### WHAT YOU HAVE TO DO
Print every entry word for word, but omit the pictures.

────────

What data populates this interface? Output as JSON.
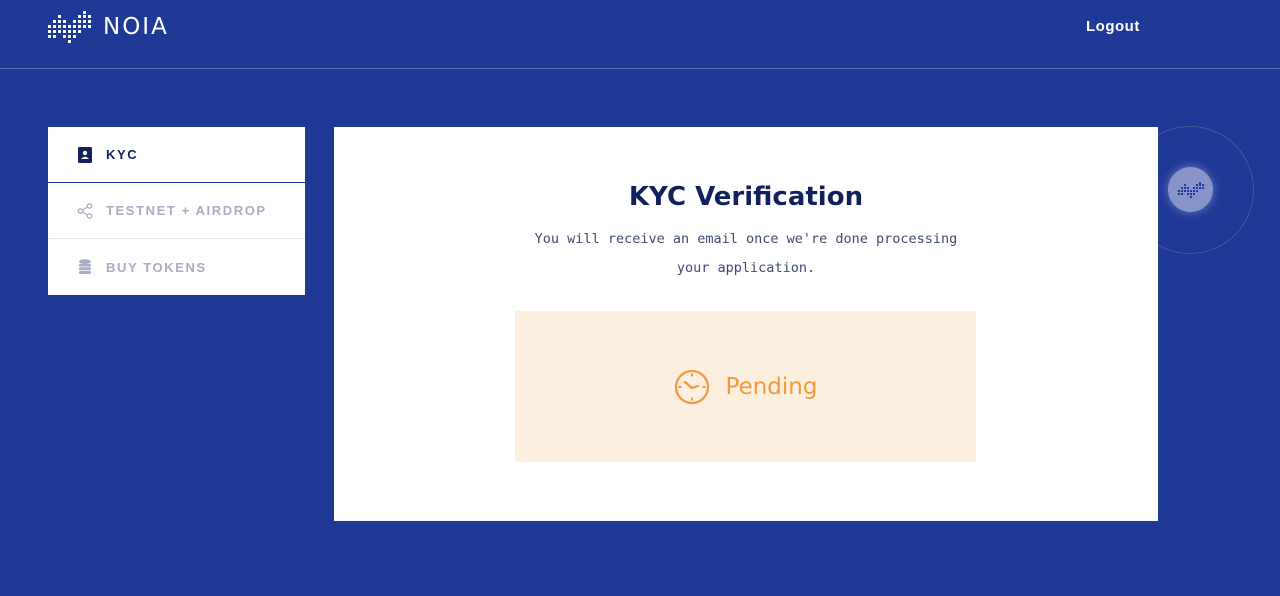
{
  "header": {
    "brand": "NOIA",
    "logo_icon": "noia-dots-logo-icon",
    "logout_label": "Logout"
  },
  "sidebar": {
    "items": [
      {
        "label": "KYC",
        "icon": "id-card-icon",
        "active": true
      },
      {
        "label": "TESTNET + AIRDROP",
        "icon": "share-nodes-icon",
        "active": false
      },
      {
        "label": "BUY TOKENS",
        "icon": "coin-stack-icon",
        "active": false
      }
    ]
  },
  "main": {
    "title": "KYC Verification",
    "description": "You will receive an email once we're done processing your application.",
    "status": {
      "label": "Pending",
      "icon": "clock-icon"
    }
  },
  "widget": {
    "icon": "noia-dots-icon"
  },
  "colors": {
    "background": "#1f3996",
    "card": "#ffffff",
    "title": "#12215e",
    "pending_bg": "#fcefdf",
    "pending_accent": "#f19a3e",
    "inactive_nav": "#a8acc6"
  }
}
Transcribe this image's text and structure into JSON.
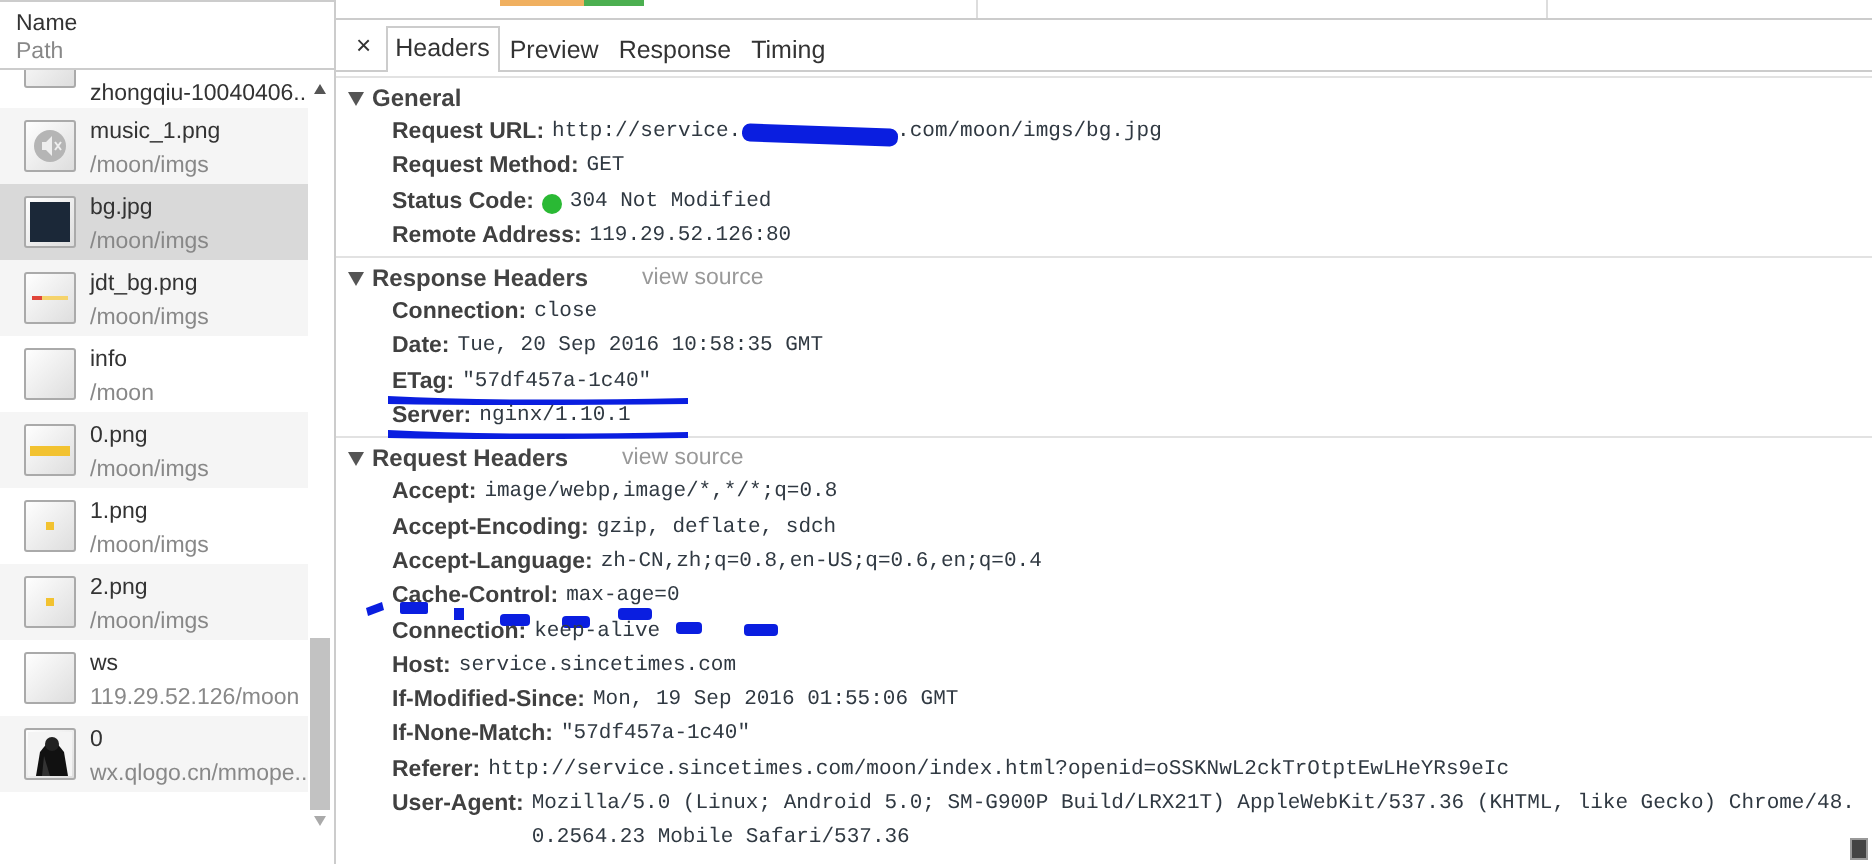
{
  "request_list": {
    "columns": [
      "Name",
      "Path"
    ],
    "items": [
      {
        "name": "zhongqiu-10040406...",
        "kind": "blank",
        "selected": false
      },
      {
        "name": "music_1.png",
        "path": "/moon/imgs",
        "kind": "mute",
        "selected": false
      },
      {
        "name": "bg.jpg",
        "path": "/moon/imgs",
        "kind": "dark",
        "selected": true
      },
      {
        "name": "jdt_bg.png",
        "path": "/moon/imgs",
        "kind": "bar",
        "selected": false
      },
      {
        "name": "info",
        "path": "/moon",
        "kind": "blank",
        "selected": false
      },
      {
        "name": "0.png",
        "path": "/moon/imgs",
        "kind": "label",
        "selected": false
      },
      {
        "name": "1.png",
        "path": "/moon/imgs",
        "kind": "dot",
        "selected": false
      },
      {
        "name": "2.png",
        "path": "/moon/imgs",
        "kind": "dot",
        "selected": false
      },
      {
        "name": "ws",
        "path": "119.29.52.126/moon",
        "kind": "blank",
        "selected": false
      },
      {
        "name": "0",
        "path": "wx.qlogo.cn/mmope...",
        "kind": "picture",
        "selected": false
      }
    ]
  },
  "detail": {
    "close": "×",
    "tabs": [
      {
        "label": "Headers",
        "selected": true
      },
      {
        "label": "Preview",
        "selected": false
      },
      {
        "label": "Response",
        "selected": false
      },
      {
        "label": "Timing",
        "selected": false
      }
    ],
    "sections": [
      {
        "title": "General",
        "expanded": true,
        "rows": [
          {
            "key": "Request URL:",
            "value": "http://service.",
            "redacted": true,
            "value_after": ".com/moon/imgs/bg.jpg"
          },
          {
            "key": "Request Method:",
            "value": "GET"
          },
          {
            "key": "Status Code:",
            "color": "#2ab934",
            "value": "304 Not Modified"
          },
          {
            "key": "Remote Address:",
            "value": "119.29.52.126:80"
          }
        ]
      },
      {
        "title": "Response Headers",
        "link": "view source",
        "expanded": true,
        "rows": [
          {
            "key": "Connection:",
            "value": "close"
          },
          {
            "key": "Date:",
            "value": "Tue, 20 Sep 2016 10:58:35 GMT"
          },
          {
            "key": "ETag:",
            "value": "\"57df457a-1c40\"",
            "underlined": true
          },
          {
            "key": "Server:",
            "value": "nginx/1.10.1",
            "underlined": true
          }
        ]
      },
      {
        "title": "Request Headers",
        "link": "view source",
        "expanded": true,
        "rows": [
          {
            "key": "Accept:",
            "value": "image/webp,image/*,*/*;q=0.8"
          },
          {
            "key": "Accept-Encoding:",
            "value": "gzip, deflate, sdch"
          },
          {
            "key": "Accept-Language:",
            "value": "zh-CN,zh;q=0.8,en-US;q=0.6,en;q=0.4"
          },
          {
            "key": "Cache-Control:",
            "value": "max-age=0",
            "dash_marked": true
          },
          {
            "key": "Connection:",
            "value": "keep-alive"
          },
          {
            "key": "Host:",
            "value": "service.sincetimes.com"
          },
          {
            "key": "If-Modified-Since:",
            "value": "Mon, 19 Sep 2016 01:55:06 GMT"
          },
          {
            "key": "If-None-Match:",
            "value": "\"57df457a-1c40\""
          },
          {
            "key": "Referer:",
            "value": "http://service.sincetimes.com/moon/index.html?openid=oSSKNwL2ckTrOtptEwLHeYRs9eIc"
          },
          {
            "key": "User-Agent:",
            "value": "Mozilla/5.0 (Linux; Android 5.0; SM-G900P Build/LRX21T) AppleWebKit/537.36 (KHTML, like Gecko) Chrome/48.0.2564.23 Mobile Safari/537.36"
          }
        ]
      }
    ]
  }
}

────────

### WRITTEN RESPONSE
What data populates this interface? Output as JSON.
{
  "header": {
    "brand": "NOIA",
    "logo_icon": "noia-dots-logo-icon",
    "logout_label": "Logout"
  },
  "sidebar": {
    "items": [
      {
        "label": "KYC",
        "icon": "id-card-icon",
        "active": true
      },
      {
        "label": "TESTNET + AIRDROP",
        "icon": "share-nodes-icon",
        "active": false
      },
      {
        "label": "BUY TOKENS",
        "icon": "coin-stack-icon",
        "active": false
      }
    ]
  },
  "main": {
    "title": "KYC Verification",
    "description": "You will receive an email once we're done processing your application.",
    "status": {
      "label": "Pending",
      "icon": "clock-icon"
    }
  },
  "widget": {
    "icon": "noia-dots-icon"
  },
  "colors": {
    "background": "#1f3996",
    "card": "#ffffff",
    "title": "#12215e",
    "pending_bg": "#fcefdf",
    "pending_accent": "#f19a3e",
    "inactive_nav": "#a8acc6"
  }
}
Transcribe this image's text and structure into JSON.
{
  "request_list": {
    "columns": [
      "Name",
      "Path"
    ],
    "items": [
      {
        "name": "zhongqiu-10040406...",
        "kind": "blank",
        "selected": false
      },
      {
        "name": "music_1.png",
        "path": "/moon/imgs",
        "kind": "mute",
        "selected": false
      },
      {
        "name": "bg.jpg",
        "path": "/moon/imgs",
        "kind": "dark",
        "selected": true
      },
      {
        "name": "jdt_bg.png",
        "path": "/moon/imgs",
        "kind": "bar",
        "selected": false
      },
      {
        "name": "info",
        "path": "/moon",
        "kind": "blank",
        "selected": false
      },
      {
        "name": "0.png",
        "path": "/moon/imgs",
        "kind": "label",
        "selected": false
      },
      {
        "name": "1.png",
        "path": "/moon/imgs",
        "kind": "dot",
        "selected": false
      },
      {
        "name": "2.png",
        "path": "/moon/imgs",
        "kind": "dot",
        "selected": false
      },
      {
        "name": "ws",
        "path": "119.29.52.126/moon",
        "kind": "blank",
        "selected": false
      },
      {
        "name": "0",
        "path": "wx.qlogo.cn/mmope...",
        "kind": "picture",
        "selected": false
      }
    ]
  },
  "detail": {
    "close": "×",
    "tabs": [
      {
        "label": "Headers",
        "selected": true
      },
      {
        "label": "Preview",
        "selected": false
      },
      {
        "label": "Response",
        "selected": false
      },
      {
        "label": "Timing",
        "selected": false
      }
    ],
    "sections": [
      {
        "title": "General",
        "expanded": true,
        "rows": [
          {
            "key": "Request URL:",
            "value": "http://service.",
            "redacted": true,
            "value_after": ".com/moon/imgs/bg.jpg"
          },
          {
            "key": "Request Method:",
            "value": "GET"
          },
          {
            "key": "Status Code:",
            "color": "#2ab934",
            "value": "304 Not Modified"
          },
          {
            "key": "Remote Address:",
            "value": "119.29.52.126:80"
          }
        ]
      },
      {
        "title": "Response Headers",
        "link": "view source",
        "expanded": true,
        "rows": [
          {
            "key": "Connection:",
            "value": "close"
          },
          {
            "key": "Date:",
            "value": "Tue, 20 Sep 2016 10:58:35 GMT"
          },
          {
            "key": "ETag:",
            "value": "\"57df457a-1c40\"",
            "underlined": true
          },
          {
            "key": "Server:",
            "value": "nginx/1.10.1",
            "underlined": true
          }
        ]
      },
      {
        "title": "Request Headers",
        "link": "view source",
        "expanded": true,
        "rows": [
          {
            "key": "Accept:",
            "value": "image/webp,image/*,*/*;q=0.8"
          },
          {
            "key": "Accept-Encoding:",
            "value": "gzip, deflate, sdch"
          },
          {
            "key": "Accept-Language:",
            "value": "zh-CN,zh;q=0.8,en-US;q=0.6,en;q=0.4"
          },
          {
            "key": "Cache-Control:",
            "value": "max-age=0",
            "dash_marked": true
          },
          {
            "key": "Connection:",
            "value": "keep-alive"
          },
          {
            "key": "Host:",
            "value": "service.sincetimes.com"
          },
          {
            "key": "If-Modified-Since:",
            "value": "Mon, 19 Sep 2016 01:55:06 GMT"
          },
          {
            "key": "If-None-Match:",
            "value": "\"57df457a-1c40\""
          },
          {
            "key": "Referer:",
            "value": "http://service.sincetimes.com/moon/index.html?openid=oSSKNwL2ckTrOtptEwLHeYRs9eIc"
          },
          {
            "key": "User-Agent:",
            "value": "Mozilla/5.0 (Linux; Android 5.0; SM-G900P Build/LRX21T) AppleWebKit/537.36 (KHTML, like Gecko) Chrome/48.0.2564.23 Mobile Safari/537.36"
          }
        ]
      }
    ]
  }
}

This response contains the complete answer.